‘In action movies there is usually a scene or two preceding the final battle, where the action slows down a bit and gives the audience a chance to wind down a little,’ Gardner says. ‘A good example is in Zero Dark Thirty, (where) there was a very long chopper ride scene as the team headed for Osama Bin Laden’s compound.’
How do you know when the battle scene is looming? Gardner notes that RunPee will have spoiler-free Avengers: Endgame ‘peetimes’ added to the app by the film’s opening night.
Of course, the simplest tips of all are obvious, especially if you don’t like missing anything. Resist the lure of that gallon-sized Icee. Or at least sit on the aisle for a quick exit if needed.
‘I’m a seasoned moviegoer, so I always have a game plan,’ Elder says. ‘I eat beforehand and make sure that my bladder is empty. Lock and load.’
But just because Avengers: Endgame is promising to test fans’ ability to stay put, doesn’t mean movies as a whole are trending longer.
‘Long movies are expensive, so they are relatively rare,’ Elder said. ‘The height of this era was the early-to-mid 1960s, so it’s a fallacy to think that (today’s) movies are longer.’
Those intermission rumors
Some of those classic long 1960s films came with intermissions. During a cinematic intermission, the movie action stops, usually with a still image announcing the break frozen on the screen. Early movie technology required the intermission so projectionists could change reels.

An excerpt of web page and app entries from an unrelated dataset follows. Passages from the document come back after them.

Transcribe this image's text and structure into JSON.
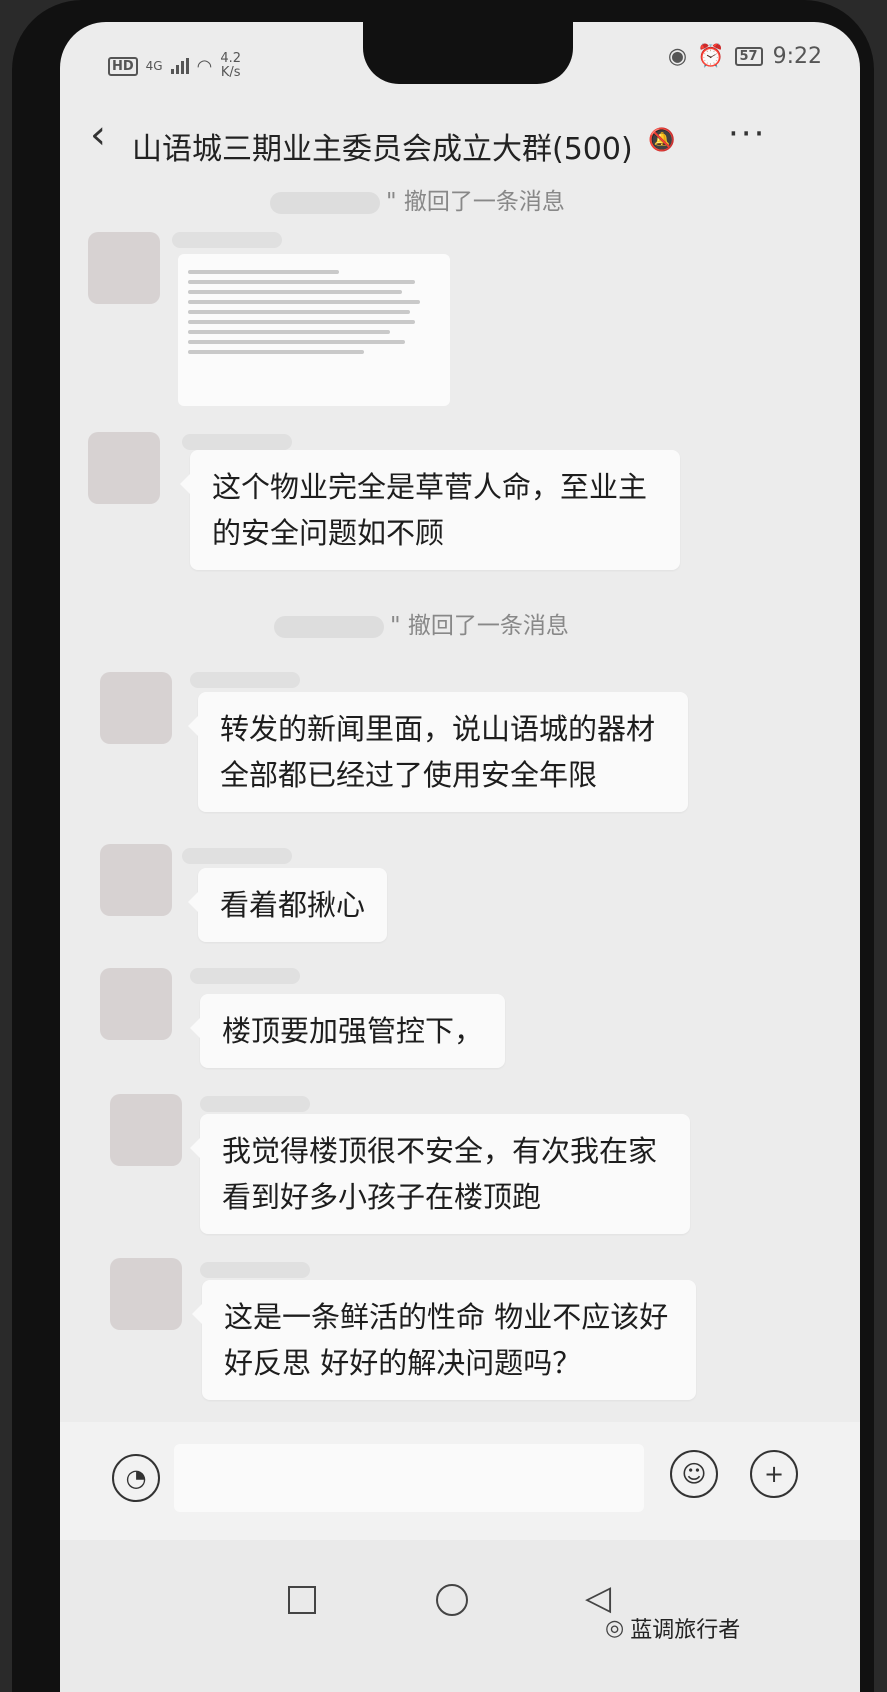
{
  "status": {
    "hd": "HD",
    "network": "4G",
    "speed_value": "4.2",
    "speed_unit": "K/s",
    "battery": "57",
    "time": "9:22"
  },
  "header": {
    "back_icon": "chevron-left-icon",
    "title": "山语城三期业主委员会成立大群(500)",
    "mute_icon": "bell-off-icon",
    "more_icon": "more-icon"
  },
  "messages": {
    "system_1": "\" 撤回了一条消息",
    "system_2": "\" 撤回了一条消息",
    "m1": "这个物业完全是草菅人命，至业主的安全问题如不顾",
    "m2": "转发的新闻里面，说山语城的器材全部都已经过了使用安全年限",
    "m3": "看着都揪心",
    "m4": "楼顶要加强管控下，",
    "m5": "我觉得楼顶很不安全，有次我在家看到好多小孩子在楼顶跑",
    "m6": "这是一条鲜活的性命  物业不应该好好反思  好好的解决问题吗？"
  },
  "watermark": "蓝调旅行者"
}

On Feb. 5, movie writer Alan Cerny, co-host of the Matinee Heroes podcast, suggested in a tweet that Marvel might be considering an Avengers: Endgame intermission. Cerny later said the report was based on ‘fan discussion and (online) speculations,’ and he doubted it would happen. But in response, several fans pointed out that intermissions are standard during movies shown in India.
Gardner of RunPee is no fan of intermissions.
‘I think an intermission is pretty disruptive to the experience,’ he said. ‘The break would have to be at least 15 minutes long to be of any use. I think it just creates a mess.’
Even though the data shows that Marvel’s ensemble movies are slowly lengthening, Elder views a possible three-hour Avengers: Endgame as a one-time necessity, not a trend.
‘Marvel movies will go back to being 120-minute-and-below popcorn experiences,’ Elder says. ‘(Avengers: Endgame) is the Lawrence of Arabia of comic-book movies.’
But he thinks that if Marvel builds it, moviegoers will come.
‘If Kevin Feige and the Russo Brothers say they need three hours, they’ve built up a lot of goodwill (and) audiences will go with them,’ Elder says.
So just be like Captain America, and plan to stay put for a while.